Twitter Demographics

The data shown below were collected from the profiles of 29 tweeters who shared this research output. Click here to find out more about how the information was compiled.

Mendeley readers

The data shown below were compiled from readership statistics for 2 Mendeley readers of this research output. Click here to see the associated Mendeley record.

Geographical breakdown

Country Count As %
Unknown 2 100%

Demographic breakdown

Readers by professional status Count As %
Lecturer 1 50%
Student > Master 1 50%
Readers by discipline Count As %
Nursing and Health Professions 1 50%
Medicine and Dentistry 1 50%

Attention Score in Context

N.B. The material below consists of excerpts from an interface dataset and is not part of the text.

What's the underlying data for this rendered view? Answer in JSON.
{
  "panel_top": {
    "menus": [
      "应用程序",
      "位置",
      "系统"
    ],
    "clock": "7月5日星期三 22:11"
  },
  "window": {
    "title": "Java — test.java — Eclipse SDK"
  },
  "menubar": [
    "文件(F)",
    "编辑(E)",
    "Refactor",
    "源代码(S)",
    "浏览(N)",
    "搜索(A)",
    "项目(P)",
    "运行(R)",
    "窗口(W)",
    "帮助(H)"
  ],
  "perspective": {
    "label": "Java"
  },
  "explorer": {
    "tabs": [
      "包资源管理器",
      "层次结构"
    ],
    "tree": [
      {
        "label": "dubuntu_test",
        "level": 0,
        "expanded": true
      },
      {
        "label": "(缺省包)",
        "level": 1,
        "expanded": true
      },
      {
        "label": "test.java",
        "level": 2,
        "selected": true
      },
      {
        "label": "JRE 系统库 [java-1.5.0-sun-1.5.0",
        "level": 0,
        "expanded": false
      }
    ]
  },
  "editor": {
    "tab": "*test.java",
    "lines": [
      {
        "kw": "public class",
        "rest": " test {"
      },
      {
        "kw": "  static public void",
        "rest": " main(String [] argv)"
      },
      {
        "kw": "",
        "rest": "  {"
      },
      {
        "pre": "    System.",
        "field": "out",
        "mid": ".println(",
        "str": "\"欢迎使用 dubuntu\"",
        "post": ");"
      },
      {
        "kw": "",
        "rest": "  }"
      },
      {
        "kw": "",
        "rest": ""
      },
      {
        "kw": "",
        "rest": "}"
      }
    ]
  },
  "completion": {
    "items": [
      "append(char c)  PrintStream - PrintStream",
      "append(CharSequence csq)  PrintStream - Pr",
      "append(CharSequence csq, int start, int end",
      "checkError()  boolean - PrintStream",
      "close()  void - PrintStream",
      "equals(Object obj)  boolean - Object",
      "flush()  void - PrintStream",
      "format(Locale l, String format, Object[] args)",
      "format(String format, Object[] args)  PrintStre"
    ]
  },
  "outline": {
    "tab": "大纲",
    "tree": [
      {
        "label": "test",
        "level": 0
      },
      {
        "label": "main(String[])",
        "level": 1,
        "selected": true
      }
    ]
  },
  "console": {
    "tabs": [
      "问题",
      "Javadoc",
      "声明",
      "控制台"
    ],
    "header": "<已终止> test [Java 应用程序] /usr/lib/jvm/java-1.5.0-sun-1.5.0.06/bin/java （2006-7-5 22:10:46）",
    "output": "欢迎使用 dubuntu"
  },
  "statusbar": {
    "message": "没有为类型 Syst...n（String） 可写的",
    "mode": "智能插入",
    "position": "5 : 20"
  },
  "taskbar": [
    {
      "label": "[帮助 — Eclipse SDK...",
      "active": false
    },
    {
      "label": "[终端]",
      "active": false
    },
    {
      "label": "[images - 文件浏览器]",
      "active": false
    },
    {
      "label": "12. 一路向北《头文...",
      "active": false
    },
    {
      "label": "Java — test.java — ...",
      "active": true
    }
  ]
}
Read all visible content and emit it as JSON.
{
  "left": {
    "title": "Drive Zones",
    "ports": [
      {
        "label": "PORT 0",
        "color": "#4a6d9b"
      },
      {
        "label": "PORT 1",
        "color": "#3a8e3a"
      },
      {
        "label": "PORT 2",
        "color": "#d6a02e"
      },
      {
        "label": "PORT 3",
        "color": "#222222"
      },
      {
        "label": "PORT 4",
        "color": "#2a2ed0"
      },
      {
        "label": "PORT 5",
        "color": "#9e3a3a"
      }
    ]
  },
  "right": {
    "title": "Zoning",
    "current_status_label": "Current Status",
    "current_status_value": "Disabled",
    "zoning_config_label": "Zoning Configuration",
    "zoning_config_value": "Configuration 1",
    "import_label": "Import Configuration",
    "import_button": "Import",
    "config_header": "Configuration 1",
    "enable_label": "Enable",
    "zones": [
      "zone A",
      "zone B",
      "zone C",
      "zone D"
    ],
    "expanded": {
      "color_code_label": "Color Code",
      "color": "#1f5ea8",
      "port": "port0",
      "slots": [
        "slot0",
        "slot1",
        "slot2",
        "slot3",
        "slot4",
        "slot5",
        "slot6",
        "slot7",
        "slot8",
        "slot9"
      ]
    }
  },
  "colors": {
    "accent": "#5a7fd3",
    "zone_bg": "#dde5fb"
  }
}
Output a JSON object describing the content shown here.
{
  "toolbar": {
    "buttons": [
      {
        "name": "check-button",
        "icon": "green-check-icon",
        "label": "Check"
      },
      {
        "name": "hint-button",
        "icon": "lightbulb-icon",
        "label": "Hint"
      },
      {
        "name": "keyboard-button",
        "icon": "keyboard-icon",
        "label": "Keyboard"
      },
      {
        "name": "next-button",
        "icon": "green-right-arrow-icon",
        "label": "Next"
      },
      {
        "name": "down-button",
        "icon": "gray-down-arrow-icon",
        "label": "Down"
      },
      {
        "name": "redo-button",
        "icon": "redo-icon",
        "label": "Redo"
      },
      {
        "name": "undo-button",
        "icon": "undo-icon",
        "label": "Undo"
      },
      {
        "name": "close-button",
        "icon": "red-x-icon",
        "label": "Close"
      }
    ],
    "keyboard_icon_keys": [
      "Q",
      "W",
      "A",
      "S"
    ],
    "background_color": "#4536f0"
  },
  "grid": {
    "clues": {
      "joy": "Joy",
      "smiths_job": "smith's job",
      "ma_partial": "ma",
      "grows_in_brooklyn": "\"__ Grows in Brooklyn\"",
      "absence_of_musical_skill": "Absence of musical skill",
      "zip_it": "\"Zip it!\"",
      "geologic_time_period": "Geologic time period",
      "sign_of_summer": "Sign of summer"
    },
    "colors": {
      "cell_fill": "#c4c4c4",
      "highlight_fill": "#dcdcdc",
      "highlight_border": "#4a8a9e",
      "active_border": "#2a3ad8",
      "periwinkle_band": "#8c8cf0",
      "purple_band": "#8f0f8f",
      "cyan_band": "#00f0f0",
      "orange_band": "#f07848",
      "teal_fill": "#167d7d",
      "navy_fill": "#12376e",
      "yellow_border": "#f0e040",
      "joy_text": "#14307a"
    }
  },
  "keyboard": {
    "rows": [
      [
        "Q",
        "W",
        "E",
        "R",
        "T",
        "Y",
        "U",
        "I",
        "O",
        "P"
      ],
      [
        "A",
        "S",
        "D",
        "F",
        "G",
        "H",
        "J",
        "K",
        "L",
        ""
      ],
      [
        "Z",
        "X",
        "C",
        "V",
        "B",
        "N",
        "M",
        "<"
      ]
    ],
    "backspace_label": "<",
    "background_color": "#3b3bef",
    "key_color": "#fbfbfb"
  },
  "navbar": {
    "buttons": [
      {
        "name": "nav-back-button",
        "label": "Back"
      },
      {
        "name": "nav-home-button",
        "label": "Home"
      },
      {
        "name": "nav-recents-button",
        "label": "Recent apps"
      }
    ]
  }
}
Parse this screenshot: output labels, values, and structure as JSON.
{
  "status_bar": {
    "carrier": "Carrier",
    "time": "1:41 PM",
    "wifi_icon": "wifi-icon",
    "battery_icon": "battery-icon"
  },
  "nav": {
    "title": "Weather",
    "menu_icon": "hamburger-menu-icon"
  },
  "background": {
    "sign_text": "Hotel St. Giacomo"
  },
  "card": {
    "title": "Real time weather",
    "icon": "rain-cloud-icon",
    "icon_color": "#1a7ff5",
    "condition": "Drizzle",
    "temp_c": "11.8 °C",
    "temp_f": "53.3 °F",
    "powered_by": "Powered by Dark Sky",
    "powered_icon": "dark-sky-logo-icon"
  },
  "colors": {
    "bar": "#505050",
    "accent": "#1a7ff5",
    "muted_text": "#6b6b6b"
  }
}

This research output has an Altmetric Attention Score of 38. This is our high-level measure of the quality and quantity of online attention that it has received. This Attention Score, as well as the ranking and number of research outputs shown below, was calculated when the research output was last mentioned on 20 March 2017.
All research outputs
#284,311
of 9,032,700 outputs
Outputs from Cochrane database of systematic reviews
#1,029
of 8,861 outputs
Outputs of similar age
#7,179
of 197,947 outputs
Outputs of similar age from Cochrane database of systematic reviews
#26
of 180 outputs
Altmetric has tracked 9,032,700 research outputs across all sources so far. Compared to these this one has done particularly well and is in the 96th percentile: it's in the top 5% of all research outputs ever tracked by Altmetric.
So far Altmetric has tracked 8,861 research outputs from this source. They typically receive a lot more attention than average, with a mean Attention Score of 19.4. This one has done well, scoring higher than 88% of its peers.
Older research outputs will score higher simply because they've had more time to accumulate mentions. To account for age we can compare this Altmetric Attention Score to the 197,947 tracked outputs that were published within six weeks on either side of this one in any source. This one has done particularly well, scoring higher than 96% of its contemporaries.
We're also able to compare this research output to 180 others from the same source and published within six weeks on either side of this one. This one has done well, scoring higher than 85% of its contemporaries.